Other factors may have contributed to the patient’s improvement, including her medical treatment (eg, antibiotics), as well as a change of setting from a psychiatric to a medical unit, the authors noted. They suggested further research into the role of fever in treatment of psychiatric illness, acknowledging that this cannot be done through the deliberate introduction of an infectious agent into a patient. Potential avenues for investigation include using sulforaphane or a similar noninfectious pyrogenic agent as adjunctive treatment for refractory psychosis, as well as examining whether there are specific febrile illnesses that are associated with improvement in psychosis.

An accompanying commentary by David A. Kahn, MD, noted that when pyrotherapy was used for treating psychosis, it was generally ineffective in cases not caused by syphilis.8 Additionally, the patient might have been suffering from an underlying central nervous system infection, such as Lyme disease, which might have improved as a result of the intravenous antibiotics.

Another explanation he suggested is that the antibiotics themselves, rather than the fever, were responsible for the improvement in the patient’s psychosis. He noted that certain antibiotics can cause adverse central nervous system reactions.9 If antibiotics may cause psychosis in a small subset of patients, it is conversely true that they may alter neurotransmitters and cause improvements in psychotic symptoms. “By time course, this cannot be excluded as a possible source of brain alteration in the current case,” he stated.

He added that it “behooves us to watch closely how medical comorbidities affect psychiatric illness.”

References:

1.      Zuschlag ZD, Lalich CJ, Short EB, Hamner M, Kahn DA. Pyrotherapy for the treatment of psychosis in the 21st century: a case report and literature review.  J Psychiatr Pract. 2016 Sep;22(5):410-5.

2.      Whitrow M. Wagner-Jauregg and fever therapy.
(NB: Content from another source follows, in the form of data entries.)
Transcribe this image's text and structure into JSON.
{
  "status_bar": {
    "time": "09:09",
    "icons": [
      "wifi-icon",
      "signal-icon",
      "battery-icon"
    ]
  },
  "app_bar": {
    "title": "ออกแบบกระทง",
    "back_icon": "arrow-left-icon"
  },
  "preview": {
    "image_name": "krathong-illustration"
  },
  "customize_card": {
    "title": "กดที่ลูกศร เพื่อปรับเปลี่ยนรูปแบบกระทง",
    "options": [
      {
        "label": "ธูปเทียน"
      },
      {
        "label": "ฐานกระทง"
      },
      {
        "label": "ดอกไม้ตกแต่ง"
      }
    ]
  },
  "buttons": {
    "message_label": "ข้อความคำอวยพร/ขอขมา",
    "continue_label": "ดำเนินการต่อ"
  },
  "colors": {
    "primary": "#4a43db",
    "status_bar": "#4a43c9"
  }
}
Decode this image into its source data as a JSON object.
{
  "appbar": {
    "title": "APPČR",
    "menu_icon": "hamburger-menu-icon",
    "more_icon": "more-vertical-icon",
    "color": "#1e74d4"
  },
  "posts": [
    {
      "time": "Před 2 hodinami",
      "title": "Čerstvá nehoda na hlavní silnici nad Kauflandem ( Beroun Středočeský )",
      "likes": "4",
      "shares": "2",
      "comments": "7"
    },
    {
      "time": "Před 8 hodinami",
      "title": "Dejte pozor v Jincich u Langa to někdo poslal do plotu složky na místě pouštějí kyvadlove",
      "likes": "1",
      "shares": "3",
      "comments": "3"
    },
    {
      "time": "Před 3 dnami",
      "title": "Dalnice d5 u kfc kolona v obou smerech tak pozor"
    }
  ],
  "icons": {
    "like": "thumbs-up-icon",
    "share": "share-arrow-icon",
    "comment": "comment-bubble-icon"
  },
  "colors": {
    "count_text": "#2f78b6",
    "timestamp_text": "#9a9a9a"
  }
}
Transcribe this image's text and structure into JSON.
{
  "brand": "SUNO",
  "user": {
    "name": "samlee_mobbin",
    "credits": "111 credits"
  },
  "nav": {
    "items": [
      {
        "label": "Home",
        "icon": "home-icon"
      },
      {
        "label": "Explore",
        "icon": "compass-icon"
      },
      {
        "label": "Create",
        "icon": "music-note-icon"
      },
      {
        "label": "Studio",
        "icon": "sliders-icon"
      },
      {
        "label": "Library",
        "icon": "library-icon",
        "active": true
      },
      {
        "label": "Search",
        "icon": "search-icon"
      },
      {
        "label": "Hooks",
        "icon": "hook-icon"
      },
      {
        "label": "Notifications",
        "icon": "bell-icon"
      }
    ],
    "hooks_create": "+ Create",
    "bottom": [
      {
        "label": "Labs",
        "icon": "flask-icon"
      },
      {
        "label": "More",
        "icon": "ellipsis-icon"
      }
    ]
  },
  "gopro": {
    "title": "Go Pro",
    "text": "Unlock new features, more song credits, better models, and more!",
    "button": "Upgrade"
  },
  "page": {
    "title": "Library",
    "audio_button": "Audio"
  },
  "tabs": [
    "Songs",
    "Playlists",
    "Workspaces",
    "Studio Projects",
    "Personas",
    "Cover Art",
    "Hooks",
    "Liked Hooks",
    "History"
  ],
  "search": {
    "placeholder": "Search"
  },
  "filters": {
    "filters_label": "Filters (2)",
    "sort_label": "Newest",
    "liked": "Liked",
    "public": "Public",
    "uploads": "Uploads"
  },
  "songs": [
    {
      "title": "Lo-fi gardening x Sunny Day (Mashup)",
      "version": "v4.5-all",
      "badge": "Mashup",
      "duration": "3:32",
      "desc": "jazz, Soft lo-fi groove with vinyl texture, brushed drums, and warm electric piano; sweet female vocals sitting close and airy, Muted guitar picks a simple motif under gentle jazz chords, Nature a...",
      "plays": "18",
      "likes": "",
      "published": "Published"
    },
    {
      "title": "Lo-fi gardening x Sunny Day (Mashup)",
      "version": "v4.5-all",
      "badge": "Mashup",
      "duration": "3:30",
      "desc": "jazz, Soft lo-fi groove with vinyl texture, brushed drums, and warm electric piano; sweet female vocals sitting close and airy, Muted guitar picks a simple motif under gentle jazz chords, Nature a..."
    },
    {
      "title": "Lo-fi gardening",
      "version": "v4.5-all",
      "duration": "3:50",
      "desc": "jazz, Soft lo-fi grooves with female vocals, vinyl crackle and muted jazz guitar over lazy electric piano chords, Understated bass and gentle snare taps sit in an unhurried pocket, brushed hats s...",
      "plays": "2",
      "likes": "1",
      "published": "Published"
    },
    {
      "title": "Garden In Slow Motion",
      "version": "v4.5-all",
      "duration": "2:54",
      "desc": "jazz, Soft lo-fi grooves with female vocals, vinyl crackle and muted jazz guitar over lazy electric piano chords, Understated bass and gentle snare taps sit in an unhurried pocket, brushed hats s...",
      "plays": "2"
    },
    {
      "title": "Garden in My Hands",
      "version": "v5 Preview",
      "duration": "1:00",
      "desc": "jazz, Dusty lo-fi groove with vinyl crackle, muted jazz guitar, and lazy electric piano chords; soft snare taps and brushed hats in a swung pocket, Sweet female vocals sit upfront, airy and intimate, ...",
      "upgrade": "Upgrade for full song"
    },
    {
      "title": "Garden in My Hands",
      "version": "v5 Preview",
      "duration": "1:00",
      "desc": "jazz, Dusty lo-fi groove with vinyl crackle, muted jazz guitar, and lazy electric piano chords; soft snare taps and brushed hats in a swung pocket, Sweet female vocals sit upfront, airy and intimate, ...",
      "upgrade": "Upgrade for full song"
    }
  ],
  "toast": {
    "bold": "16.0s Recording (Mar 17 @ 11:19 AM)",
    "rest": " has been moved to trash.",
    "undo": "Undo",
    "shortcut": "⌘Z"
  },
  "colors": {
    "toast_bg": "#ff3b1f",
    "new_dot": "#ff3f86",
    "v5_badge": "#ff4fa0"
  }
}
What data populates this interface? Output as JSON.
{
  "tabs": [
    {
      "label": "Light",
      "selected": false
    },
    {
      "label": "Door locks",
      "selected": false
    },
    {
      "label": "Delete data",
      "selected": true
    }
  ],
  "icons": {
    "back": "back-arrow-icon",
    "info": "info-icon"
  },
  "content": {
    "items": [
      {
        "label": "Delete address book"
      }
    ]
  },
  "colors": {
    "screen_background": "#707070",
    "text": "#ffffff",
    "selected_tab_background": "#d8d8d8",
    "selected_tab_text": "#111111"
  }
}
Med Hist. 1990 Jul;34(3):294-310.

3.      Moreira MB. [Mechanism of action of pyretotherapy of neurosyphilis & of its eventual use in leprosy; preliminary note]. Rev Bras Med. 1958 Sep;15(9):624-8.

4.      Sager O, Badenski R, Roth RR, et al. The role of the central nervous system in pyretotherapy for syphilitic meningo-encephalitis; the action of malaric fever and of fever produced by typho-paratyphic vaccine.  Rum Med Rev. 1957 Apr-Jun;1(2):47-9.

5.      Keck PE Jr, Caroff SN, McElroy SL. Neuroleptic malignant syndrome and malignant hyperthermia: end of a controversy? J Neuropsychiatry Clin Neurosci. 1995 Spring;7(2):135-44.

6.      Ford DM, Klugman KP. Contrasting roles of 5-hydroxytryptamine and noradrenaline in fever in rats. J Physiol. 1980 Jul;304:51-7.

7.      Singh K, Connors SL, Macklin EA, Smith KD, Fahey JW, Talalay P, Zimmerman AW. Sulforaphane treatment of autism spectrum disorder (ASD). Proc Natl Acad Sci U S A. 2014 Oct 28;111(43):15550-5.

8.      Lieberman J. Shrinks: The Untold Story. New York, NY: Little, Brown and Company, 2015.

9.      Bhattacharyya S, Darby RR, Raibagkar P, Gonzalez Castro LN, Berkowitz AL. Antibiotic-associated encephalopathy. Neurology. 2016 Mar 8;86(10):963-71.